The newly-returned head of the eurozone vowed on Monday to revamp its economic governance as market pressure triggered by ballooning Greek debt spiralled.
Fresh from being re-elected to represent the economic interests of the 16 countries that share the decade-old currency, Luxembourg premier Jean-Claude Juncker spelled out four key changes he wants to implement.
"We will need to concentrate our efforts on structural politics... linked to respective competitiveness of member states throughout the eurozone," he warned in reference to huge imbalances in economic productivity brought sharply into focus during the recession.
"It's not a question of adding bureaucratic layers, but of adding value to our economy," Juncker told his closing press conference.
|President of the Eurogroup Council, Luxembourg 's Jean-Claude Juncker (L) speaks with French Finance Minister Christine Lagarde.|
The changes involve: budgetary coordination, with tightened rules sought on adherence to bloc rules on deficits and other economic indicators; greater surveillance in order to gradually even out imbalances; international representation for the eurozone in the Group of 20 major economies in particular; and a more rigorous examination of candidates to enter the currency zone.
With recession having laid bare massive discrepancies between national eurozone economies, Juncker's in-tray is arguably busier than at any time since he first took the grouping's reins in 2005, 10 years after taking power at home.
Juncker, doyen of European leaders, back at Eurogroup helm
Seemingly impenetrable deficit problems in Athens have left markets asking tough questions of the eurozone's prospects, as summed up neatly earlier on Monday by Simon Derrick, an analyst at BNY Mellon.
"With rising concerns about the workability of the Greek government's stability and growth plan, the firm rejection from within the eurozone of the idea of a bailout, the rapidly rising cost of default insurance on Greek sovereign debt and concerns over deficits elsewhere in the region... the problems for the single currency are mounting rapidly," he said.
"I can understand why the markets aren't convinced yet," Dutch Finance Minister Wouter Bos admitted going into the meeting.
"We should enable the Greeks to show the markets that they know what they're doing... that it's not just going to be beautiful words."
Ireland, Portugal and Spain should also be encouraged "to show that they are aware of their own responsibilities to get their finances in order," Bos warned as cracks began to appear among peers.
However, after hearing the latest from Athens, Juncker insisted that Greece is in a uniquely bad way.
Analysts have speculated that Greece might need a European Union or International Monetary Fund bailout, with the cost of borrowing money having skyrocketed and some even suggesting that eurozone exclusion lies ahead.
All told, the result is clearly a more cautious approach to euro area enlargement, with Juncker adding that member states wanting in "have to realise that the journey can be stressful, there have to be long-term efforts."
Juncker's policy progress may not move as rapidly as he wishes, with Franco-Spanish move to promote such stronger central economic governance opposed by Germany, which fears for the independence of the European Central Bank in Frankfurt.
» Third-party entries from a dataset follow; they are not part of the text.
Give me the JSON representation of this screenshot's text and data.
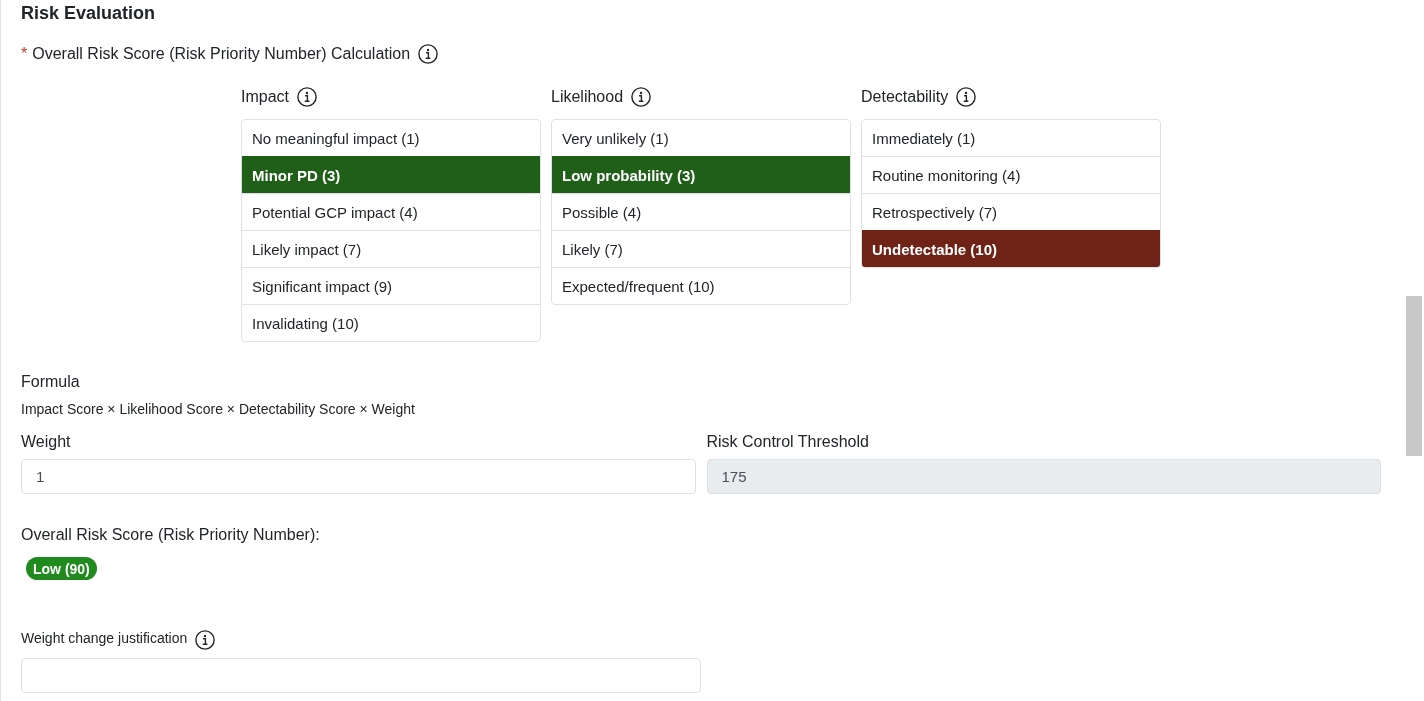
{
  "section_title": "Risk Evaluation",
  "calculation": {
    "required_mark": "*",
    "label": "Overall Risk Score (Risk Priority Number) Calculation",
    "columns": [
      {
        "heading": "Impact",
        "color": "#205f17",
        "options": [
          {
            "label": "No meaningful impact (1)",
            "selected": false
          },
          {
            "label": "Minor PD (3)",
            "selected": true
          },
          {
            "label": "Potential GCP impact (4)",
            "selected": false
          },
          {
            "label": "Likely impact (7)",
            "selected": false
          },
          {
            "label": "Significant impact (9)",
            "selected": false
          },
          {
            "label": "Invalidating (10)",
            "selected": false
          }
        ]
      },
      {
        "heading": "Likelihood",
        "color": "#205f17",
        "options": [
          {
            "label": "Very unlikely (1)",
            "selected": false
          },
          {
            "label": "Low probability (3)",
            "selected": true
          },
          {
            "label": "Possible (4)",
            "selected": false
          },
          {
            "label": "Likely (7)",
            "selected": false
          },
          {
            "label": "Expected/frequent (10)",
            "selected": false
          }
        ]
      },
      {
        "heading": "Detectability",
        "color": "#6e2316",
        "options": [
          {
            "label": "Immediately (1)",
            "selected": false
          },
          {
            "label": "Routine monitoring (4)",
            "selected": false
          },
          {
            "label": "Retrospectively (7)",
            "selected": false
          },
          {
            "label": "Undetectable (10)",
            "selected": true
          }
        ]
      }
    ]
  },
  "formula": {
    "label": "Formula",
    "text": "Impact Score × Likelihood Score × Detectability Score × Weight"
  },
  "fields": [
    {
      "label": "Weight",
      "value": "1",
      "disabled": false
    },
    {
      "label": "Risk Control Threshold",
      "value": "175",
      "disabled": true
    }
  ],
  "overall_score": {
    "label": "Overall Risk Score (Risk Priority Number):",
    "value": "Low (90)",
    "color": "#218a1f"
  },
  "justification": {
    "label": "Weight change justification"
  }
}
A decision on who will be the European Central Bank's next deputy governor was, meanwhile, put back until next month.
EU ministers are due on Tuesday morning to discuss an overhaul of bloc savings tax rules, with pressure growing on Juncker's Luxembourg to drop its long-cherished banking secrecy laws.